Bill Ward Shoulda Changed the World

I’ve just posted an excerpt from a seriously good interview with Bill Ward sent to me by Joel Gausten. Joel has a book coming out in the fall of 2007 entitled “Albums that Shoulda Changed the World”. He has a very lengthy interview with Bill Ward in the book, but he’s been very gracious and allowed me to publish an excerpt from the book here on this site. Here’s the intro for the interview (which appears here on my site). Bill covers a ton of topics, but spends a lot of time talking about his first solo album, 1990’s “Ward One: Along the Way”. He also talks about the mid 80’s versions of Black Sabbath that Tony Iommi was involved in, his feelings about being in another band, and lots of stuff. Don’t miss it.
I did want to add this personal remark, so there’s no misunderstanding. This interview was done back in November of 2005. It has no bearing on Bill’s recent remarks made about the 2007 “Heaven & Hell” situation. I know Bill recently issued a statement about that, and someone pointed out to me that this interview could be considered an extension of those remarks. It is not. Thank you.

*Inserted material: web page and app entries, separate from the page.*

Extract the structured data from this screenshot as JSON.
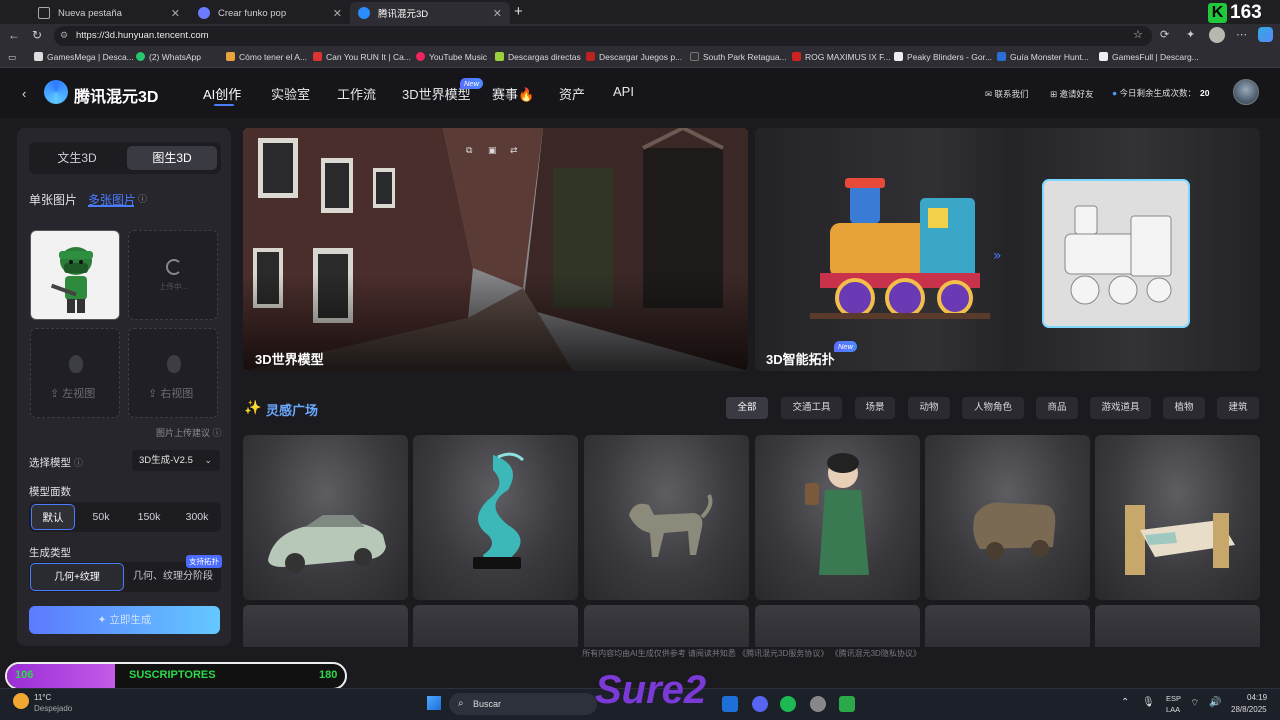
{
  "browser": {
    "tabs": [
      {
        "title": "Nueva pestaña",
        "active": false
      },
      {
        "title": "Crear funko pop",
        "active": false
      },
      {
        "title": "腾讯混元3D",
        "active": true
      }
    ],
    "new_tab": "+",
    "url": "https://3d.hunyuan.tencent.com",
    "bookmarks": [
      "GamesMega | Desca...",
      "(2) WhatsApp",
      "Cómo tener el A...",
      "Can You RUN It | Ca...",
      "YouTube Music",
      "Descargas directas",
      "Descargar Juegos p...",
      "South Park Retagua...",
      "ROG MAXIMUS IX F...",
      "Peaky Blinders - Gor...",
      "Guía Monster Hunt...",
      "GamesFull | Descarg..."
    ],
    "overlay_count": "163"
  },
  "header": {
    "brand": "腾讯混元3D",
    "nav": [
      "AI创作",
      "实验室",
      "工作流",
      "3D世界模型",
      "赛事🔥",
      "资产",
      "API"
    ],
    "new_badge": "New",
    "contact": "联系我们",
    "invite": "邀请好友",
    "quota_label": "今日剩余生成次数：",
    "quota_value": "20"
  },
  "left": {
    "mode_tabs": [
      "文生3D",
      "图生3D"
    ],
    "image_modes": [
      "单张图片",
      "多张图片"
    ],
    "uploading": "上传中...",
    "left_view": "左视图",
    "right_view": "右视图",
    "upload_tip": "图片上传建议",
    "model_label": "选择模型",
    "model_value": "3D生成-V2.5",
    "faces_label": "模型面数",
    "faces": [
      "默认",
      "50k",
      "150k",
      "300k"
    ],
    "gen_type_label": "生成类型",
    "gen_types": [
      "几何+纹理",
      "几何、纹理分阶段"
    ],
    "support_badge": "支持拓扑",
    "generate": "立即生成"
  },
  "banners": {
    "world": "3D世界模型",
    "topo": "3D智能拓扑",
    "topo_badge": "New"
  },
  "gallery": {
    "title": "灵感广场",
    "chips": [
      "全部",
      "交通工具",
      "场景",
      "动物",
      "人物角色",
      "商品",
      "游戏道具",
      "植物",
      "建筑"
    ],
    "footer": "所有内容均由AI生成仅供参考 请阅读并知悉 《腾讯混元3D服务协议》 《腾讯混元3D隐私协议》"
  },
  "stream": {
    "left_num": "106",
    "label": "SUSCRIPTORES",
    "right_num": "180",
    "logo": "Sure2"
  },
  "taskbar": {
    "temp": "11°C",
    "weather": "Despejado",
    "search": "Buscar",
    "lang": "ESP",
    "lang2": "LAA",
    "time": "04:19",
    "date": "28/8/2025"
  },
  "colors": {
    "accent": "#4b7bff",
    "generate_grad_start": "#5b7bff",
    "generate_grad_end": "#64c8ff",
    "stream_bar": "#9b2dd6",
    "stream_text": "#2bd94a"
  }
}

Ward One: Along the Way was Bill Ward’s first solo album after leaving Black Sabbath in 1984. After nearly a decade of battling intense drug and alcohol problems (and, at one point, homelessness), Ward returned with a stellar (and seldom heard) album that featured guest appearances by Ozzy Osbourne, Jack Bruce, Bob Daisley of Rainbow/Ozzy, Eric Singer of KISS and future Thin Lizzy bassist Marco Mendoza. Without question, Ward One remains one of the most musically varied albums ever released. This chapter will include an in-depth discussion of Ward’s solo efforts as well as his ongoing work with the reunited original Black Sabbath. Additional topics will include Ward’s continual work with charities. The chapter will also commentary from Eric Singer, Bob Daisley and members of Ward’s current solo band.
The story behind the creation of Ward One: Along the Way is perhaps one of most striking narratives in music history. Ward, who escaped his humble beginnings in Birmingham, England to achieve global fame in the 1970s as the original drummer in Black Sabbath, found himself entering the 1980s in a haze of mental illness, drug abuse and financial devastation. Upon leaving Black Sabbath following the firing of singer (and best friend) Ozzy Osbourne, Ward found himself panhandling on the streets of Long Beach, California. Following a series of suicide attempts, Ward committed himself to getting sober. Over the course of five years, he overcame his tremendous personal obstacles while assembling an extraordinary cast of musicians for his first solo album. Sadly, Ward may never be seen (or heard) as anything more than the drummer in Black Sabbath, and the music world at large has yet to embrace all that the man has to offer.
Since the release of Ward One, Ward has continued to release solo music and perform with the reunited original lineup of Black Sabbath. Additionally, Ward has donated the profits of his most recent solo release (Straws) to various charities around the world, and remains a strong public advocate for sober, spiritual living. Most important, Ward is also a brutally honest interview subject, and this chapter not only provides an intimate glimpse inside the life of a rock legend, but also serves as a fantastic “from rags to riches…to rags and riches again” story. This chapter provides the first-ever major account of Bill Ward’s life and music outside the world of Black Sabbath. What appears below is merely the tip of the iceberg.

Don’t miss it.